- _WHAT TO PRODUCE_:
Tally the lines in the following entries that include the word "비밀번호"; state only the total.

Stored records
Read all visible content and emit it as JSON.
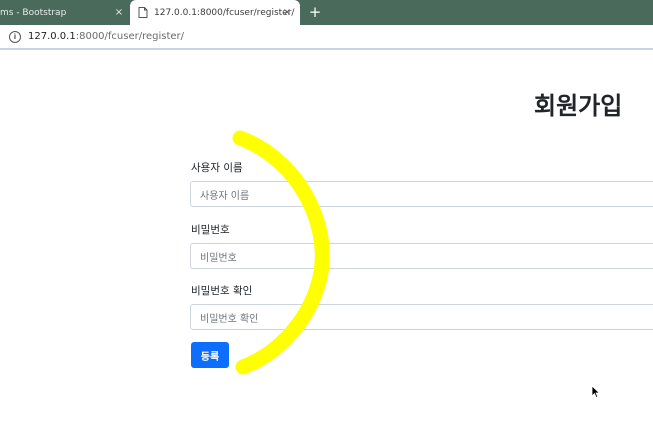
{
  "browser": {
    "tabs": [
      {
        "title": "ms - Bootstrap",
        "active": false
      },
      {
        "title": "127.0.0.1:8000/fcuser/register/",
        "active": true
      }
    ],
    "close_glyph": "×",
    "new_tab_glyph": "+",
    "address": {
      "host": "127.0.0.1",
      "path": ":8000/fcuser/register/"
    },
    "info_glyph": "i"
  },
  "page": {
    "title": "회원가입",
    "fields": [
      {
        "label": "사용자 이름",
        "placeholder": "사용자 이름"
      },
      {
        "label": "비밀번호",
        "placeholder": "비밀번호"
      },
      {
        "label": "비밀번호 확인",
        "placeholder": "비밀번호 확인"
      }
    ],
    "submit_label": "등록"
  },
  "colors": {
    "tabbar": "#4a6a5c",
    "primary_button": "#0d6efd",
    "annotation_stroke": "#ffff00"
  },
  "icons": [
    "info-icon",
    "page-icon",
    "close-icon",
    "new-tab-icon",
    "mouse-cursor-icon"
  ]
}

- _EXERCISE SOLUTION_:
4